For National Small Business Week (April 30 to May 6), here are four tips that every pair who run a business together can put in place to help ensure their entrepreneurial partnership is as successful as their romantic one:
Define roles and responsibilities
It’s important to define roles and responsibilities in every business partnership, particularly for couples who operate a business together. The old saying “opposites attract” can often mean that each person brings a unique set of skills and strengths to a relationship, something that should be harnessed in a business partnership.
As you’re developing your business plan, take time to identify your respective strengths and passions, and divvy up the business operations from there.
For example, if you’re highly organized and love crunching numbers, and your partner is more energized working with people, it probably makes sense for you to run the books while they manage customer relations and new business efforts.
Make sure to clearly outline and document the agreed-upon company structure, responsibilities for each role and each individual’s ownership stake. Commit to regularly revisiting your business plan to ensure the structure is still working and company goals and objectives are being met; adjust roles as needed.
Create a financial plan and long-term strategy
Money and cash flow issues can certainly create havoc in a relationship and for business owners. When you’re running a business together, it’s important to be on the same page when it comes to financing the business and expectations for revenues.
Make financial decisions early on and strategically, such as how much of your personal finances (if any) you might use to start or run the business, if you’ll tap into savings accounts, cut on living expenses, or maybe have one partner keep a part-time job. Whatever the options are, be prepared to have a solid financial strategy as part of your business plan.
Also, one area of business operations that is frequently overlooked is the exit strategy. Winding down is a crucial stage of the business life cycle and something that should be addressed early on. This is especially true when owning a business with your loved one, as emotions can sometimes get in the way of tough business decisions.
While it’s uncomfortable to think about things going south, an exit strategy will lay out a clear process to follow if an unfortunate situation occurs. This strategy should outline what will happen if one partner decides to leave the business to pursue other opportunities, or there is a need to close the business for other reasons. Whether the business is sold to an external buyer or liquidated, a business banker or tax adviser can help establish a plan that works for you.
Focus on trust and communication
Once you have agreed to the assigned roles, have a documented business plan and financial strategy, you’ll also need to ensure there is trust, support for one another, and open lines of communication.
It goes without saying that running a successful business with your spouse could entail difficult conversations. For example, you might not want to break it to your partner if their performance isn’t up to par, or if they keep making decisions that are hurting the business ― but communication is key.

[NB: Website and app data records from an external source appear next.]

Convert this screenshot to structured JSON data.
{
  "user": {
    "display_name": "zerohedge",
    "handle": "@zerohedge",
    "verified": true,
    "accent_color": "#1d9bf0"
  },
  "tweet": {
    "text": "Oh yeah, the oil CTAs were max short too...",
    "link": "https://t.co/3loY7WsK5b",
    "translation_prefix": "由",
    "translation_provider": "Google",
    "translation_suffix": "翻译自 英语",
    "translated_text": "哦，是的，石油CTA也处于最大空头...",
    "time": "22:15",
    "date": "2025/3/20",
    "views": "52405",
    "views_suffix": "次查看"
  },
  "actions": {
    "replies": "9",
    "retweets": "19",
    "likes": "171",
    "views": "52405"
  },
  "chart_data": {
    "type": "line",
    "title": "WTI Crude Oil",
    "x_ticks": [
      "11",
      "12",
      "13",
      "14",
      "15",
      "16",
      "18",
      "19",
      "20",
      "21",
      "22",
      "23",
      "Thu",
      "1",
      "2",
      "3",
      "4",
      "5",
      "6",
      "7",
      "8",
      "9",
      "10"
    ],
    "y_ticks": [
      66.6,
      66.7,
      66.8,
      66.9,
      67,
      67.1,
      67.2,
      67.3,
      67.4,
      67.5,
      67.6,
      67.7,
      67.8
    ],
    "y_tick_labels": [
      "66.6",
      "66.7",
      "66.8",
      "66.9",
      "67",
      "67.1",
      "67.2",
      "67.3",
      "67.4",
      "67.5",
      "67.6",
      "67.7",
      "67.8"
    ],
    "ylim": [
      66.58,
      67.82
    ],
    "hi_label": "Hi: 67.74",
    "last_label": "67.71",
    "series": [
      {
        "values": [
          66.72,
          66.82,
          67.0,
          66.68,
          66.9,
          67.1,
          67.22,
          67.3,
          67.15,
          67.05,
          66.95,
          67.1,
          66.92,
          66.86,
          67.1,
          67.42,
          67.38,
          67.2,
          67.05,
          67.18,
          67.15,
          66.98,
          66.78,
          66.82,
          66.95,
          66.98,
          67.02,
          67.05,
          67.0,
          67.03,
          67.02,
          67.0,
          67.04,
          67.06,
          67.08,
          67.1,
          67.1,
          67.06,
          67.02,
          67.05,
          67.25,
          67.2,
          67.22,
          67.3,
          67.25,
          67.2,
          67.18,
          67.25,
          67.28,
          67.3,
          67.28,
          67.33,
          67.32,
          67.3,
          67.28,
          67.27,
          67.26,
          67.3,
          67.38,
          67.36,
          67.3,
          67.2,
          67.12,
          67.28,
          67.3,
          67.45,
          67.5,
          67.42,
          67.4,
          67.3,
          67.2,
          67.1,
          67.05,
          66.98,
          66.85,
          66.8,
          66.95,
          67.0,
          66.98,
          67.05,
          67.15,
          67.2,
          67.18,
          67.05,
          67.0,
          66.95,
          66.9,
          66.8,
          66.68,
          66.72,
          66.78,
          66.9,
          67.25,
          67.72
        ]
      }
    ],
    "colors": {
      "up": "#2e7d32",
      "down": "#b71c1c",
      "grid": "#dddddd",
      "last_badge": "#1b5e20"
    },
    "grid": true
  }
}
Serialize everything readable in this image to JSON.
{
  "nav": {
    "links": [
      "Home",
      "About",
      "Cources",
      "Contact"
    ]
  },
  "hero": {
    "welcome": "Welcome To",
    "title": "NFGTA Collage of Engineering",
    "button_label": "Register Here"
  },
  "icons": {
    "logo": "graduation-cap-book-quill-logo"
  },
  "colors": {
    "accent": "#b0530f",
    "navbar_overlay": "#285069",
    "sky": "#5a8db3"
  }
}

This will help you handle problems in the long run, and could also help strengthen your relationship at home, too.
Separate work from personal life
One final tip for couples in business together is to take time for each other outside of the business. Most small business owners will tell you that the line between work and home is often blurred, and this applies even more to couples who work together.
To ensure a healthy work-life balance, set clear business hours and respect them, and carve out time away from work to do things that you love.
Going into business with a loved one is hard work. However, many couples who have found success will tell you that the benefits of being in business together are worth it. By laying the proper foundation in the beginning, having strong trust and communication, and setting clear boundaries, owning a business with your loved one can be an incredibly rewarding experience.